“Importantly, no amount of data or solid evidence will convince the latter—the false consensus bias guy—that he is wrong. That’s because it’s not a belief, it is a maneuver, it is an act to protect the self, an act that they will take as far as they need to. “No, they’re lying, they’re just not willing to admit it.” When you hear that—“I speak for others who are too frightened”—run; because if they had a gun, they would speak for you.”—The Last Psychiatrist http://thelastpsychiatrist.com/2011/03/when_is_it_okay_to_rape_a_woma.html
“Should any political party attempt to abolish social security, unemployment insurance, and eliminate labor laws and farm programs, you would not hear of that party again… There is a tiny splinter group, of course, that believes you can do these things…. Their number is negligible and they are stupid.”—
Dwight D. Eisenhower
What they lack in numbers and intelligence, they make up for by how loud they shout
Strange memories on this nervous night in Las Vegas.
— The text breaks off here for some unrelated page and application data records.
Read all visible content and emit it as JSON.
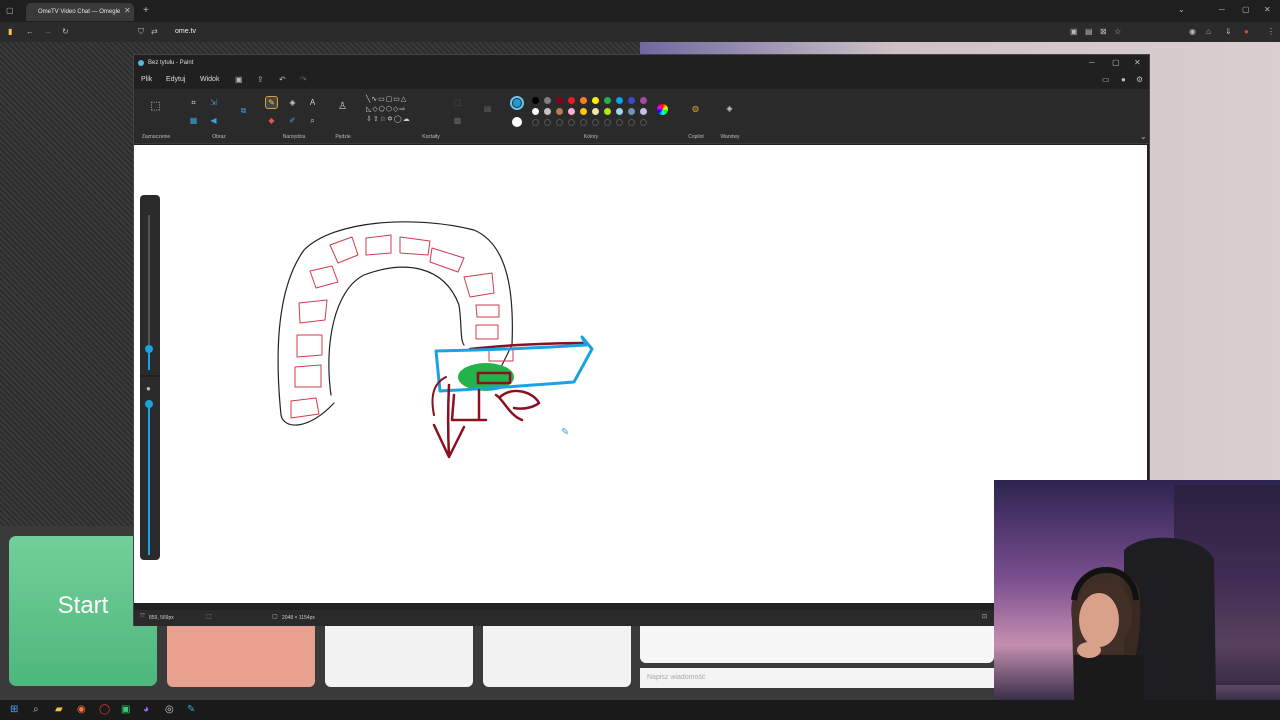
{
  "browser": {
    "tab_title": "OmeTV Video Chat — Omegle",
    "new_tab": "+",
    "url": "ome.tv"
  },
  "paint": {
    "title": "Bez tytułu - Paint",
    "menu": [
      "Plik",
      "Edytuj",
      "Widok"
    ],
    "groups": [
      "Zaznaczenie",
      "Obraz",
      "Narzędzia",
      "Pędzle",
      "Kształty",
      "Kolory",
      "Copilot",
      "Warstwy"
    ],
    "colors": {
      "row1": [
        "#000000",
        "#7f7f7f",
        "#880015",
        "#ed1c24",
        "#ff7f27",
        "#fff200",
        "#22b14c",
        "#00a2e8",
        "#3f48cc",
        "#a349a4"
      ],
      "row2": [
        "#ffffff",
        "#c3c3c3",
        "#b97a57",
        "#ffaec9",
        "#ffc90e",
        "#efe4b0",
        "#b5e61d",
        "#99d9ea",
        "#7092be",
        "#c8bfe7"
      ],
      "primary": "#1e9bd7",
      "secondary": "#ffffff"
    },
    "status": {
      "cursor": "859, 569px",
      "canvas_size": "2048 × 1154px"
    }
  },
  "app": {
    "start_label": "Start",
    "message_placeholder": "Napisz wiadomość"
  }
}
Five years later? Six? It seems like a lifetime, or at least a Main Era—the kind of peak that never comes again. San Francisco in the middle sixties was a very special time and place to be a part of. Maybe it meant something. Maybe not, in the long run …but no explanation, no mix of words or music or memories can touch that sense of knowing that you were there and alive in that corner of time and the world. Whatever it meant …
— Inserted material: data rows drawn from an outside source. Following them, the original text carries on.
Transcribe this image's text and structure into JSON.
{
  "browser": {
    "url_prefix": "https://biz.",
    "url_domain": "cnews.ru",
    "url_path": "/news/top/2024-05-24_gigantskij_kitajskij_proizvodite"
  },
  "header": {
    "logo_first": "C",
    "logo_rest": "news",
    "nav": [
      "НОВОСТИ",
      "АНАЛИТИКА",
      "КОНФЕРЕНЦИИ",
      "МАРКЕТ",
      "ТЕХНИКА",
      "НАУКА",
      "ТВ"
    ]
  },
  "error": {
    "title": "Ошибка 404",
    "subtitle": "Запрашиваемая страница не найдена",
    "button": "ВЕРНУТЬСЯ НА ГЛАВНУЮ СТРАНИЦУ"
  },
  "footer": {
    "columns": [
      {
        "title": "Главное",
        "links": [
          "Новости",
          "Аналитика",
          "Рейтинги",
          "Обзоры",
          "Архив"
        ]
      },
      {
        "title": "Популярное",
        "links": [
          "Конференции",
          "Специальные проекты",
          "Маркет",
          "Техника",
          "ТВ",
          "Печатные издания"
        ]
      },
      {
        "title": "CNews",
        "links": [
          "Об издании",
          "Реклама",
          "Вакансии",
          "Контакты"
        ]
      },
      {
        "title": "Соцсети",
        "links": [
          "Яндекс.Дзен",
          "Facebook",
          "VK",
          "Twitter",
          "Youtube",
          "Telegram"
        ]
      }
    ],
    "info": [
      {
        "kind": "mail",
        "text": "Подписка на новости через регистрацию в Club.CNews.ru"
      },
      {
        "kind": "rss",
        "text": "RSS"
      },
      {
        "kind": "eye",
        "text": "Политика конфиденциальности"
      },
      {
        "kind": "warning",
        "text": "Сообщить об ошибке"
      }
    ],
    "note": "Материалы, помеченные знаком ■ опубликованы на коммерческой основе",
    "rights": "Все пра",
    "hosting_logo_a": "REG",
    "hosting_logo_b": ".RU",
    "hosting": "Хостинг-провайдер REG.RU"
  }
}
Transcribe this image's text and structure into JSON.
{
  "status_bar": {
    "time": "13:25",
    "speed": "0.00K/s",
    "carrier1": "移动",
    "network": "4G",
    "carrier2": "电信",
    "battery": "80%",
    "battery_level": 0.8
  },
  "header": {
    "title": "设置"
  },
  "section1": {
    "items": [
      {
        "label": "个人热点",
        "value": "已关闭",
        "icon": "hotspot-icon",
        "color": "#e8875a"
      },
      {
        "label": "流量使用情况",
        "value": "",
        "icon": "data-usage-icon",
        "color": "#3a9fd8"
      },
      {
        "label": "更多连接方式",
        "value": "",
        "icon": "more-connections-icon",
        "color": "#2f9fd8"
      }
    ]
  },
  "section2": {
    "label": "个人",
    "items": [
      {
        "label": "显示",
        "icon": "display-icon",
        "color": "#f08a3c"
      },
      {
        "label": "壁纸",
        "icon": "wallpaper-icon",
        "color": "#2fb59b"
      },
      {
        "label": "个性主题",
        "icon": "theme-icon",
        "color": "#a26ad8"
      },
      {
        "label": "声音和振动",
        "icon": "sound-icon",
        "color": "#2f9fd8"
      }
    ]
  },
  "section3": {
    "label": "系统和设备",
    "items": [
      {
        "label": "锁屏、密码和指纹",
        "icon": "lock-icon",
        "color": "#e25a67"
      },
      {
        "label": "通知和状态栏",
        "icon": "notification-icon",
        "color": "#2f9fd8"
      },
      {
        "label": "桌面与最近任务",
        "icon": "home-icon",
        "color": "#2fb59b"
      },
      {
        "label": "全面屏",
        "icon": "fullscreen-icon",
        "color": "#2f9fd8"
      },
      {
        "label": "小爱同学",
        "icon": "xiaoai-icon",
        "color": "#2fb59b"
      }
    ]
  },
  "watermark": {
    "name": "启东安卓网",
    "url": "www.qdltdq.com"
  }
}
History is hard to know, because of all the hired bullshit, but even without being sure of “history” it seems entirely reasonable to think that every now and then the energy of a whole generation comes to a head in a long fine flash, for reasons that nobody really understands at the time—and which never explain, in retrospect, what actually happened.
My central memory of that time seems to hang on one or five or maybe forty nights—or very early mornings—when I left the Fillmore half-crazy and, instead of going home, aimed the big 650 Lightning across the Bay Bridge at a hundred miles an hour wearing L. L. Bean shorts and a Butte sheepherder’s jacket …booming through the Treasure Island tunnel at the lights of Oakland and Berkeley and Richmond, not quite sure which turn-off to take when I got to the other end (always stalling at the toll-gate, too twisted to find neutral while I fumbled for change) … but being absolutely certain that no matter which way I went I would come to a place where people were just as high and wild as I was: No doubt at all about that …
There was madness in any direction, at any hour. If not across the Bay, then up the Golden Gate or down 101 to Los Altos or La Honda …. You could strike sparks anywhere. There was a fantastic universal sense that whatever we were doing was right, that we were winning ….
And that, I think, was the handle—that sense of inevitable victory over the forces of Old and Evil. Not in any mean or military sense; we didn’t need that. Our energy would simply prevail. There was no point in fighting—on our side or theirs. We had all the momentum; we were riding the crest of a high and beautiful wave ….
So now, less than five years later, you can go up on a steep hill in Las Vegas and look West, and with the right kind of eyes you can almost see the high-water mark —that place where the wave finally broke and rolled back.
Hunter S. Thompson, Fear and Loathing in Las Vegas
After watching “Rango”, I now imagine this soliloquy with Danny Elfman’s “Finale” from “The Kingdom” playing in the background.